Working with a single subject over a period of time can be a challenge for even the best painter. Monet despaired that he’d ever get the cathedral’s ever-changing shadows and light quite right, writing at one point, ‘Things don’t advance very steadily, primarily because each day I discover something I hadn’t seen the day before… In the end, I am trying to do the impossible.’ The painter’s singular disadvantage is that the light on the subject can sometimes change during a single sitting at a rate, and in ways, the brush can’t quite keep pace with. When your medium works in fractions of a second, however, you’re at a distinct advantage. You can wait for that perfect moment when light, color, shadow and geometry all perfectly intersect, and capture it before it vanishes.

Political Poster (Walker Evans/FSA; public domain)

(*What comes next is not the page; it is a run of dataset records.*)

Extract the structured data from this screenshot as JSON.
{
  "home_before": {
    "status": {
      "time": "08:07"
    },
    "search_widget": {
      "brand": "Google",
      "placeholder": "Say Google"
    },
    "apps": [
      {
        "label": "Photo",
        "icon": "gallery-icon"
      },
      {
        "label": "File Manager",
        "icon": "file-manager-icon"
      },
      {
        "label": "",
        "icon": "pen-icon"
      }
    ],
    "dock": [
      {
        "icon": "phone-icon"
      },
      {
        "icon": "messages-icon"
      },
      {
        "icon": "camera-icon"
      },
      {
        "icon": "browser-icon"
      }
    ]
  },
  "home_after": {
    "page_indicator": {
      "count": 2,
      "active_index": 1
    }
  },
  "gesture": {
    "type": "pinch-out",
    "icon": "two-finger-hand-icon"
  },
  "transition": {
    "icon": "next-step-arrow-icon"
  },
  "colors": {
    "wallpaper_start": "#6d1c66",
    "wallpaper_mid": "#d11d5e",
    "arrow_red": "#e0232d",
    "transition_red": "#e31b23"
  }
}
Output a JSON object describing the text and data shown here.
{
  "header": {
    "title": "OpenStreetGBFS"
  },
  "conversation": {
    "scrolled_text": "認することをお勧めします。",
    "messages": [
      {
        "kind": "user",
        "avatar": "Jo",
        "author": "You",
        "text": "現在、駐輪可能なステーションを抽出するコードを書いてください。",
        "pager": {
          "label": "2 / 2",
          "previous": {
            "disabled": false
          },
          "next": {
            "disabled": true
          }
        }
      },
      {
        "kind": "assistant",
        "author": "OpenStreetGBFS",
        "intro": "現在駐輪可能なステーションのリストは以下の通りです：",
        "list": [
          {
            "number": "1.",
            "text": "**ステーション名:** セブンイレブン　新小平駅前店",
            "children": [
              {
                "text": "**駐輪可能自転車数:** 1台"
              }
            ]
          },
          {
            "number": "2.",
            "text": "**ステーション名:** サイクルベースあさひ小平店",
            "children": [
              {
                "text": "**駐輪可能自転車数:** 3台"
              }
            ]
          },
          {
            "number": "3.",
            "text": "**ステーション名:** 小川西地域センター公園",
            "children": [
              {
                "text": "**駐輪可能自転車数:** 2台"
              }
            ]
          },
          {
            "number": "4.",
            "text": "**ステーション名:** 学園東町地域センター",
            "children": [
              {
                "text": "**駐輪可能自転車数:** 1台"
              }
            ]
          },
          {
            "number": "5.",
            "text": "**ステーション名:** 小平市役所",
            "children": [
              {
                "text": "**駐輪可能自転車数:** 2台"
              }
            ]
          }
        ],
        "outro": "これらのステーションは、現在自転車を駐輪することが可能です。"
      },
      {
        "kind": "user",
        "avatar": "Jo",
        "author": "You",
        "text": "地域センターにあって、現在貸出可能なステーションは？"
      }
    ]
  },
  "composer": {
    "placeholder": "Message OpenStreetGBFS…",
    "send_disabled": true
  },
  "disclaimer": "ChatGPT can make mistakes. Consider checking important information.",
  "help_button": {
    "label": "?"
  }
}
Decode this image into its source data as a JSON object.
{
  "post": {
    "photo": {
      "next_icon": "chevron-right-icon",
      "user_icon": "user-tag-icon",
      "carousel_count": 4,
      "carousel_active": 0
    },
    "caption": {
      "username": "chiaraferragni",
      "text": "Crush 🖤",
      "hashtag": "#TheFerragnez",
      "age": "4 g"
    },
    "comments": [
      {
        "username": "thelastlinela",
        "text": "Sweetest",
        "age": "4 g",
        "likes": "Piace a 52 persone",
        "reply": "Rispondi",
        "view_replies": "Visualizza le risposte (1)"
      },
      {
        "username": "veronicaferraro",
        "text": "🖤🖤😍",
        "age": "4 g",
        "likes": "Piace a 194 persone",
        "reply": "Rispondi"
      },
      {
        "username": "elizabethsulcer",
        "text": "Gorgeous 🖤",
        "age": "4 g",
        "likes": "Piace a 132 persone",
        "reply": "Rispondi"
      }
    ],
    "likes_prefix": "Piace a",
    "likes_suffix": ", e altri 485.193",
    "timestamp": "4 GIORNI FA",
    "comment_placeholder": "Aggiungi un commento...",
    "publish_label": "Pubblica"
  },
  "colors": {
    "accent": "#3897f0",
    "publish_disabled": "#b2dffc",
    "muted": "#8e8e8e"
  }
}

With that said, working in series doesn’t necessarily mean having to revisit the same place or object repeatedly. It can be as simple as finding a theme, and using that theme or type of image as a unifying thread for a series of works. While he wasn’t known for anything related to flowers or cathedrals, Walker Evans shared a similar serialist spirit with Monet. As was the case with the painter, many of the photographer’s most loved shots came from series of photos, some shot on the New York subway, others taken of signs all over the United States. The subway shots mostly had the same backdrop (subway cars) and lighting (you don’t get much variety in that respect), but the subjects on even a short ride were always changing, providing continuous opportunities for new visuals. The sign photos, meantime, ranged from the relatively durable (neon signs, or signs painted on buildings) to the ephemeral, like the already-tattered campaign poster pictured here. The works, many done for the FSA in the mid- to late-1930’s, are the perfect complement to Evans’ depictions of the rural families hardest hit by the Great Depression; whether taken individually or as a series, they’re uniquely evocative of their time and place.

If we examine even a few of Monet’s Rouen Cathedral paintings, or Evans’ sign photographs, the advantages of working in sequence become clear; it’s above all things an opportunity to see the changes wrought in a subject by time and the seasons, or a chance to tell a story even with the most mundane places and objects. If you’re starting out, assigning yourself a series to work on can also be a way to hone your skills while simultaneously finding your voice.

Links and Resources:
A short piece on Evans’ Subway photos
A page on the Library of Congress website on Evans’ FSA work, highlighting a series shot in New York
A comprehensive site on Claude Monet’s life and work